One of the main concerns of IT leaders is security. In fact, a recent study by Accenture shows that despite the fact that 82% of organizations increased their investments in cybersecurity in 2021, successful attacks grew by 31%. The same study showed that globally, more than half (55%) of the largest companies are not effectively stopping cyberattacks, quickly detecting and remediating breaches, or reducing the impact of breaches.
In parallel, cloud adoption has been on the rise over the past 18 months, as organizations have actively pursued digital initiatives in response to economic realities. And the momentum is expected to continue.
Why is cloud security still such a concern for many organizations? There are many reasons, one of which is fear. We have all seen some very costly examples of data breaches in the media.
The truth is cruel: many companies will never be 100% safe from a security breach. It is simply impossible. There are too many ways attackers can attack you using increasingly sophisticated organized methods.
However, you can reduce the risk of serious loss with a solid security strategy.
There are five key elements of a strong cloud security strategy.
Today’s security landscape is complex. Protecting your organization requires accepting the fact that your systems will be breached at some point; therefore, your strategy must contain both pre- and post-attack elements. Here are five key elements of a strong cloud security strategy:
Lack of visibility around cloud infrastructure is a top concern for many organizations. The cloud makes it easy to roll out new workloads at any time, perhaps to address a short-term project or an increase in demand, it is very common that these assets can be easily forgotten after the project is finished. Without visibility into changes in your environment, your organization can be exposed to potential security vulnerabilities. After all, you can’t protect what you can’t see.
- Exposure management
Protecting your organization is all about limiting your exposure and reducing risk. Prioritizing and addressing the vulnerabilities that can cause disruption to your business requires a team effort.
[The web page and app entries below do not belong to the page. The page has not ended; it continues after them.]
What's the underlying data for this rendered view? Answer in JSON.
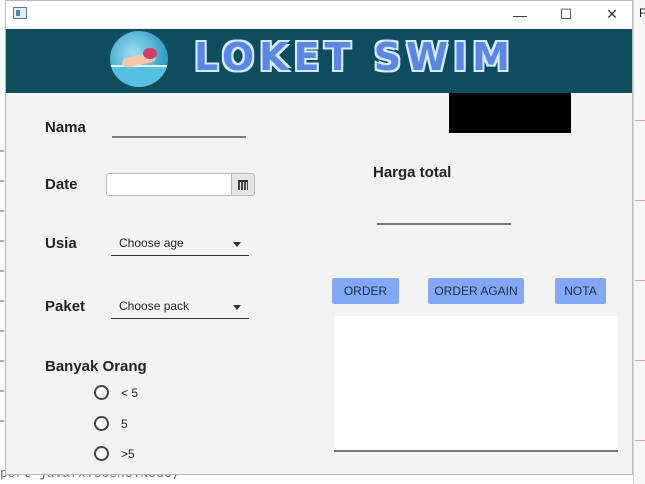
{
  "window": {
    "title_buttons": {
      "minimize": "—",
      "maximize": "☐",
      "close": "✕"
    }
  },
  "banner": {
    "title": "LOKET SWIM"
  },
  "form": {
    "name_label": "Nama",
    "date_label": "Date",
    "date_value": "",
    "age_label": "Usia",
    "age_selected": "Choose age",
    "package_label": "Paket",
    "package_selected": "Choose pack",
    "people_label": "Banyak Orang",
    "people_options": [
      "< 5",
      "5",
      ">5"
    ]
  },
  "summary": {
    "total_label": "Harga total",
    "total_value": ""
  },
  "actions": {
    "order": "ORDER",
    "order_again": "ORDER AGAIN",
    "nota": "NOTA"
  },
  "output": {
    "text": ""
  },
  "background": {
    "right_char": "F",
    "bottom_code": "port javafx.scene.Node;"
  },
  "colors": {
    "banner": "#0e4d5d",
    "title_text": "#5b86e8",
    "button": "#82a9f7",
    "window_bg": "#f3f3f3"
  }
}
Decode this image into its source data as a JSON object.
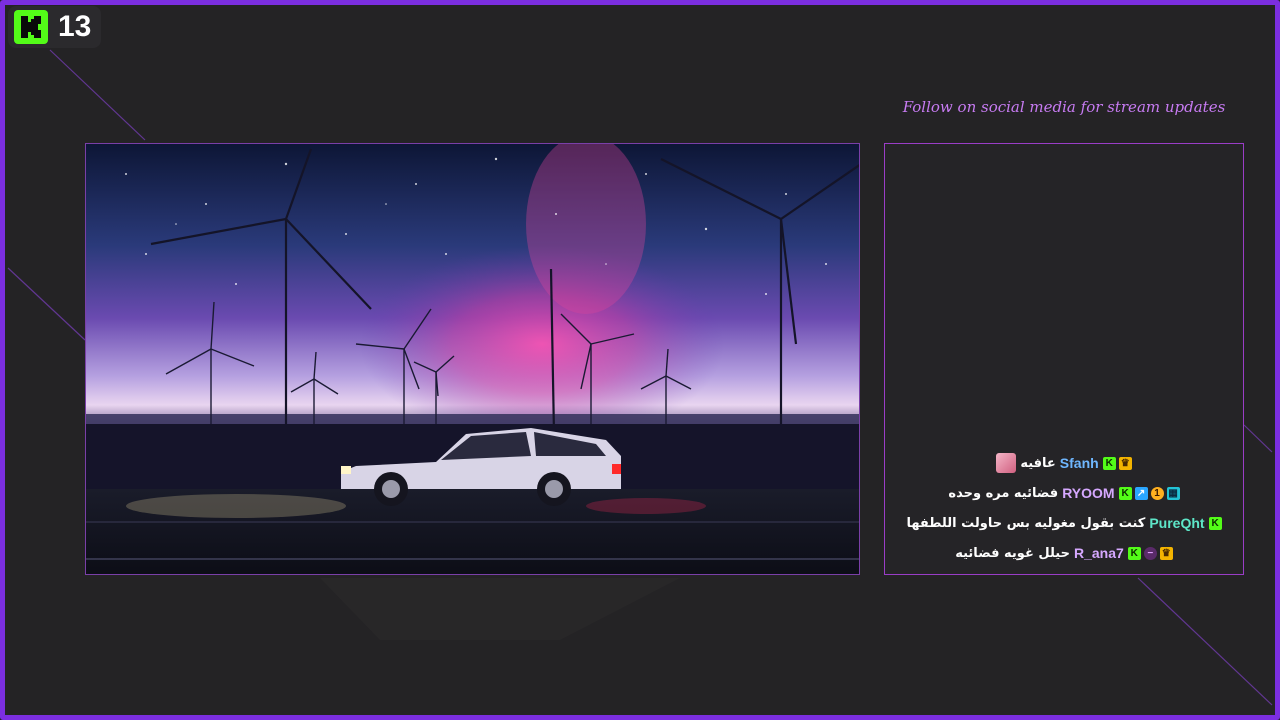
{
  "viewer_badge": {
    "count": "13"
  },
  "follow_text": "Follow on social media for stream updates",
  "chat": {
    "messages": [
      {
        "username": "Sfanh",
        "text": "عافيه",
        "color": "#6fb7ff",
        "badges": [
          "crown",
          "kick"
        ],
        "has_avatar": true
      },
      {
        "username": "RYOOM",
        "text": "فضائيه مره وحده",
        "color": "#d6a8ff",
        "badges": [
          "grid",
          "one",
          "prime",
          "kick"
        ],
        "has_avatar": false
      },
      {
        "username": "PureQht",
        "text": "كنت بقول مغوليه بس حاولت اللطفها",
        "color": "#5ee6c8",
        "badges": [
          "kick"
        ],
        "has_avatar": false
      },
      {
        "username": "R_ana7",
        "text": "حيلل غويه فضائيه",
        "color": "#d6a8ff",
        "badges": [
          "crown",
          "minus",
          "kick"
        ],
        "has_avatar": false
      }
    ]
  },
  "colors": {
    "frame_border": "#7b2ee0",
    "kick_green": "#53fc18",
    "accent_purple": "#c77bf2"
  }
}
You need alignment on the top concerns between your IT and security groups and a strong working relationship between them to effectively manage your exposure.
- Prevention controls
Another concern for organizations, particularly those with large on-premises or hybrid environments, is the lack of tool compatibility. Many find that their existing tools are not moving to the cloud. Also, as your cloud IT estate grows, there are new attack vectors to worry about. As you expand to the cloud, make sure you have the right security controls in place and a plan to graduate controls as needed to protect against emerging attack vectors.
When your security is breached, what happens? Are you able to detect it? For many organizations, this can be a challenge because there is a dearth of security expertise in the market. Globally, more than 3 million cybersecurity positions were unfilled as of 2020. Your security system needs to identify when something is wrong, so you can take action to minimize the impact. Criminals use automated systems to attack, so you need to constantly monitor your environment or have a third party do it for you.
Every effective cloud security strategy includes an action plan. You must assume that an attack will occur at some point. As a result, you need a documented plan with defined roles and responsibilities, including department names and specific individuals, so everyone in the organization knows what is expected of them to minimize impact and return to normal business operations. The plan must also be tested, reviewed and updated at least once a year.
Cloud security is a shared responsibility between you and your cloud provider. To develop a cloud security strategy that will protect your organization, it’s important that you understand where the vendor stops and your responsibility begins.
Find out how, at Anida Latam, we help companies develop a strategy that suits their own reality, with the necessary tools and knowledge to provide adequate protection against new and growing cybersecurity threats: